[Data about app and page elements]
○ ○ ○ ○

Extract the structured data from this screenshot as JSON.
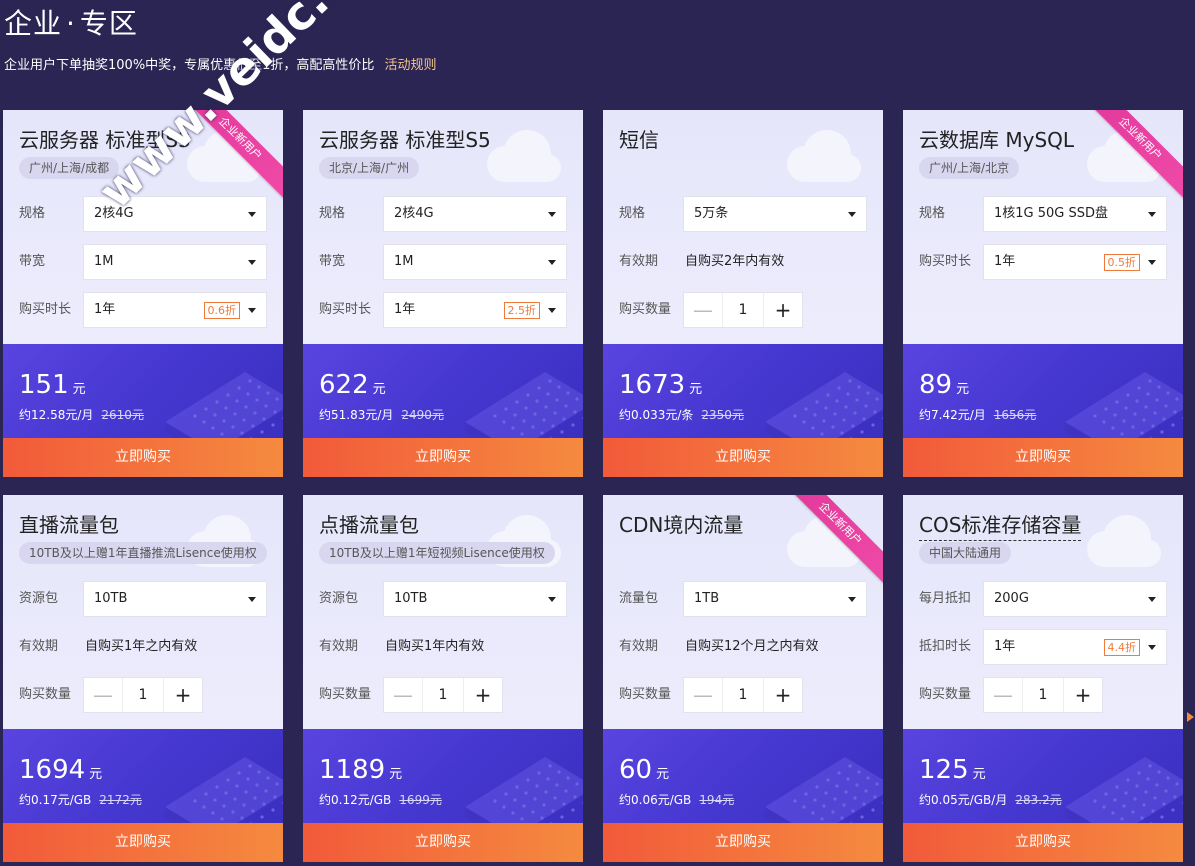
{
  "header": {
    "title_part1": "企业",
    "title_dot": "·",
    "title_part2": "专区",
    "subtitle": "企业用户下单抽奖100%中奖，专属优惠低至1折，高配高性价比",
    "rules_link": "活动规则"
  },
  "watermark": "www.veidc.com",
  "currency": "元",
  "buy_label": "立即购买",
  "qty_minus": "—",
  "qty_plus": "+",
  "cards": [
    {
      "title": "云服务器 标准型S3",
      "tag": "广州/上海/成都",
      "ribbon": "企业新用户",
      "rows": [
        {
          "label": "规格",
          "kind": "select",
          "value": "2核4G"
        },
        {
          "label": "带宽",
          "kind": "select",
          "value": "1M"
        },
        {
          "label": "购买时长",
          "kind": "select",
          "value": "1年",
          "discount": "0.6折"
        }
      ],
      "price": "151",
      "unit_price": "约12.58元/月",
      "original": "2610元"
    },
    {
      "title": "云服务器 标准型S5",
      "tag": "北京/上海/广州",
      "rows": [
        {
          "label": "规格",
          "kind": "select",
          "value": "2核4G"
        },
        {
          "label": "带宽",
          "kind": "select",
          "value": "1M"
        },
        {
          "label": "购买时长",
          "kind": "select",
          "value": "1年",
          "discount": "2.5折"
        }
      ],
      "price": "622",
      "unit_price": "约51.83元/月",
      "original": "2490元"
    },
    {
      "title": "短信",
      "rows": [
        {
          "label": "规格",
          "kind": "select",
          "value": "5万条"
        },
        {
          "label": "有效期",
          "kind": "text",
          "value": "自购买2年内有效"
        },
        {
          "label": "购买数量",
          "kind": "stepper",
          "value": "1"
        }
      ],
      "price": "1673",
      "unit_price": "约0.033元/条",
      "original": "2350元"
    },
    {
      "title": "云数据库 MySQL",
      "tag": "广州/上海/北京",
      "ribbon": "企业新用户",
      "rows": [
        {
          "label": "规格",
          "kind": "select",
          "value": "1核1G 50G SSD盘"
        },
        {
          "label": "购买时长",
          "kind": "select",
          "value": "1年",
          "discount": "0.5折"
        }
      ],
      "price": "89",
      "unit_price": "约7.42元/月",
      "original": "1656元"
    },
    {
      "title": "直播流量包",
      "tag": "10TB及以上赠1年直播推流Lisence使用权",
      "rows": [
        {
          "label": "资源包",
          "kind": "select",
          "value": "10TB"
        },
        {
          "label": "有效期",
          "kind": "text",
          "value": "自购买1年之内有效"
        },
        {
          "label": "购买数量",
          "kind": "stepper",
          "value": "1"
        }
      ],
      "price": "1694",
      "unit_price": "约0.17元/GB",
      "original": "2172元"
    },
    {
      "title": "点播流量包",
      "tag": "10TB及以上赠1年短视频Lisence使用权",
      "rows": [
        {
          "label": "资源包",
          "kind": "select",
          "value": "10TB"
        },
        {
          "label": "有效期",
          "kind": "text",
          "value": "自购买1年内有效"
        },
        {
          "label": "购买数量",
          "kind": "stepper",
          "value": "1"
        }
      ],
      "price": "1189",
      "unit_price": "约0.12元/GB",
      "original": "1699元"
    },
    {
      "title": "CDN境内流量",
      "ribbon": "企业新用户",
      "rows": [
        {
          "label": "流量包",
          "kind": "select",
          "value": "1TB"
        },
        {
          "label": "有效期",
          "kind": "text",
          "value": "自购买12个月之内有效"
        },
        {
          "label": "购买数量",
          "kind": "stepper",
          "value": "1"
        }
      ],
      "price": "60",
      "unit_price": "约0.06元/GB",
      "original": "194元"
    },
    {
      "title": "COS标准存储容量",
      "title_dashed": true,
      "tag": "中国大陆通用",
      "rows": [
        {
          "label": "每月抵扣",
          "kind": "select",
          "value": "200G"
        },
        {
          "label": "抵扣时长",
          "kind": "select",
          "value": "1年",
          "discount": "4.4折"
        },
        {
          "label": "购买数量",
          "kind": "stepper",
          "value": "1"
        }
      ],
      "price": "125",
      "unit_price": "约0.05元/GB/月",
      "original": "283.2元"
    }
  ]
}
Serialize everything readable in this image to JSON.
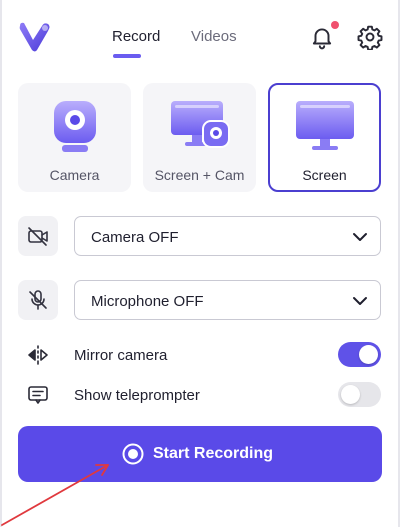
{
  "header": {
    "logo_icon": "brand-v-logo",
    "tabs": [
      {
        "label": "Record",
        "active": true
      },
      {
        "label": "Videos",
        "active": false
      }
    ],
    "bell_icon": "bell-icon",
    "notification_dot": true,
    "settings_icon": "gear-icon"
  },
  "modes": [
    {
      "label": "Camera",
      "icon": "camera-mode-icon",
      "selected": false
    },
    {
      "label": "Screen + Cam",
      "icon": "screen-cam-mode-icon",
      "selected": false
    },
    {
      "label": "Screen",
      "icon": "screen-mode-icon",
      "selected": true
    }
  ],
  "camera_select": {
    "icon": "camera-off-icon",
    "value": "Camera OFF"
  },
  "microphone_select": {
    "icon": "mic-off-icon",
    "value": "Microphone OFF"
  },
  "toggles": [
    {
      "label": "Mirror camera",
      "icon": "mirror-icon",
      "on": true
    },
    {
      "label": "Show teleprompter",
      "icon": "teleprompter-icon",
      "on": false
    }
  ],
  "start_button": {
    "label": "Start Recording",
    "icon": "record-icon"
  },
  "colors": {
    "accent": "#5a4ae8",
    "selected_border": "#4b3fd0",
    "notification": "#f0506e",
    "annotation_arrow": "#e0393e"
  }
}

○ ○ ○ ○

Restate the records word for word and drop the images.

Extract the structured data from this screenshot as JSON.
{
  "header": {
    "title_part1": "企业",
    "title_dot": "·",
    "title_part2": "专区",
    "subtitle": "企业用户下单抽奖100%中奖，专属优惠低至1折，高配高性价比",
    "rules_link": "活动规则"
  },
  "watermark": "www.veidc.com",
  "currency": "元",
  "buy_label": "立即购买",
  "qty_minus": "—",
  "qty_plus": "+",
  "cards": [
    {
      "title": "云服务器 标准型S3",
      "tag": "广州/上海/成都",
      "ribbon": "企业新用户",
      "rows": [
        {
          "label": "规格",
          "kind": "select",
          "value": "2核4G"
        },
        {
          "label": "带宽",
          "kind": "select",
          "value": "1M"
        },
        {
          "label": "购买时长",
          "kind": "select",
          "value": "1年",
          "discount": "0.6折"
        }
      ],
      "price": "151",
      "unit_price": "约12.58元/月",
      "original": "2610元"
    },
    {
      "title": "云服务器 标准型S5",
      "tag": "北京/上海/广州",
      "rows": [
        {
          "label": "规格",
          "kind": "select",
          "value": "2核4G"
        },
        {
          "label": "带宽",
          "kind": "select",
          "value": "1M"
        },
        {
          "label": "购买时长",
          "kind": "select",
          "value": "1年",
          "discount": "2.5折"
        }
      ],
      "price": "622",
      "unit_price": "约51.83元/月",
      "original": "2490元"
    },
    {
      "title": "短信",
      "rows": [
        {
          "label": "规格",
          "kind": "select",
          "value": "5万条"
        },
        {
          "label": "有效期",
          "kind": "text",
          "value": "自购买2年内有效"
        },
        {
          "label": "购买数量",
          "kind": "stepper",
          "value": "1"
        }
      ],
      "price": "1673",
      "unit_price": "约0.033元/条",
      "original": "2350元"
    },
    {
      "title": "云数据库 MySQL",
      "tag": "广州/上海/北京",
      "ribbon": "企业新用户",
      "rows": [
        {
          "label": "规格",
          "kind": "select",
          "value": "1核1G 50G SSD盘"
        },
        {
          "label": "购买时长",
          "kind": "select",
          "value": "1年",
          "discount": "0.5折"
        }
      ],
      "price": "89",
      "unit_price": "约7.42元/月",
      "original": "1656元"
    },
    {
      "title": "直播流量包",
      "tag": "10TB及以上赠1年直播推流Lisence使用权",
      "rows": [
        {
          "label": "资源包",
          "kind": "select",
          "value": "10TB"
        },
        {
          "label": "有效期",
          "kind": "text",
          "value": "自购买1年之内有效"
        },
        {
          "label": "购买数量",
          "kind": "stepper",
          "value": "1"
        }
      ],
      "price": "1694",
      "unit_price": "约0.17元/GB",
      "original": "2172元"
    },
    {
      "title": "点播流量包",
      "tag": "10TB及以上赠1年短视频Lisence使用权",
      "rows": [
        {
          "label": "资源包",
          "kind": "select",
          "value": "10TB"
        },
        {
          "label": "有效期",
          "kind": "text",
          "value": "自购买1年内有效"
        },
        {
          "label": "购买数量",
          "kind": "stepper",
          "value": "1"
        }
      ],
      "price": "1189",
      "unit_price": "约0.12元/GB",
      "original": "1699元"
    },
    {
      "title": "CDN境内流量",
      "ribbon": "企业新用户",
      "rows": [
        {
          "label": "流量包",
          "kind": "select",
          "value": "1TB"
        },
        {
          "label": "有效期",
          "kind": "text",
          "value": "自购买12个月之内有效"
        },
        {
          "label": "购买数量",
          "kind": "stepper",
          "value": "1"
        }
      ],
      "price": "60",
      "unit_price": "约0.06元/GB",
      "original": "194元"
    },
    {
      "title": "COS标准存储容量",
      "title_dashed": true,
      "tag": "中国大陆通用",
      "rows": [
        {
          "label": "每月抵扣",
          "kind": "select",
          "value": "200G"
        },
        {
          "label": "抵扣时长",
          "kind": "select",
          "value": "1年",
          "discount": "4.4折"
        },
        {
          "label": "购买数量",
          "kind": "stepper",
          "value": "1"
        }
      ],
      "price": "125",
      "unit_price": "约0.05元/GB/月",
      "original": "283.2元"
    }
  ]
}
Serialize everything readable in this image to JSON.
{
  "header": {
    "logo_icon": "brand-v-logo",
    "tabs": [
      {
        "label": "Record",
        "active": true
      },
      {
        "label": "Videos",
        "active": false
      }
    ],
    "bell_icon": "bell-icon",
    "notification_dot": true,
    "settings_icon": "gear-icon"
  },
  "modes": [
    {
      "label": "Camera",
      "icon": "camera-mode-icon",
      "selected": false
    },
    {
      "label": "Screen + Cam",
      "icon": "screen-cam-mode-icon",
      "selected": false
    },
    {
      "label": "Screen",
      "icon": "screen-mode-icon",
      "selected": true
    }
  ],
  "camera_select": {
    "icon": "camera-off-icon",
    "value": "Camera OFF"
  },
  "microphone_select": {
    "icon": "mic-off-icon",
    "value": "Microphone OFF"
  },
  "toggles": [
    {
      "label": "Mirror camera",
      "icon": "mirror-icon",
      "on": true
    },
    {
      "label": "Show teleprompter",
      "icon": "teleprompter-icon",
      "on": false
    }
  ],
  "start_button": {
    "label": "Start Recording",
    "icon": "record-icon"
  },
  "colors": {
    "accent": "#5a4ae8",
    "selected_border": "#4b3fd0",
    "notification": "#f0506e",
    "annotation_arrow": "#e0393e"
  }
}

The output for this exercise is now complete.